GIVEN RECORDS START

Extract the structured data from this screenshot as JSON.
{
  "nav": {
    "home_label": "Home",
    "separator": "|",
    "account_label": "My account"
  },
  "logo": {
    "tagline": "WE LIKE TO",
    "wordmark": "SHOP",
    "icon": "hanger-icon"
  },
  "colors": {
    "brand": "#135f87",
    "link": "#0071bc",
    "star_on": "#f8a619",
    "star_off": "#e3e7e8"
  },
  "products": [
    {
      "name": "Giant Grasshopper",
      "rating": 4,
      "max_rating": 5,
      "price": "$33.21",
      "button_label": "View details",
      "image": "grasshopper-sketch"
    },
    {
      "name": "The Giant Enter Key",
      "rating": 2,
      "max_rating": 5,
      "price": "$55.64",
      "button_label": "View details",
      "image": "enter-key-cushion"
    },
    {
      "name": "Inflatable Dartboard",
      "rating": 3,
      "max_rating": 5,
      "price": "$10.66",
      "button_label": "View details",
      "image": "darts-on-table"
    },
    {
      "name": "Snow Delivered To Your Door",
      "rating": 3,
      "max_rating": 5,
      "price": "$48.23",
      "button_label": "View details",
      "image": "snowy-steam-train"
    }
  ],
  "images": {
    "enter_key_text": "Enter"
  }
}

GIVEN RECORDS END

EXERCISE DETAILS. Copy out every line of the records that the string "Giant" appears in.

ANSWER BOX.
      "name": "Giant Grasshopper",
      "name": "The Giant Enter Key",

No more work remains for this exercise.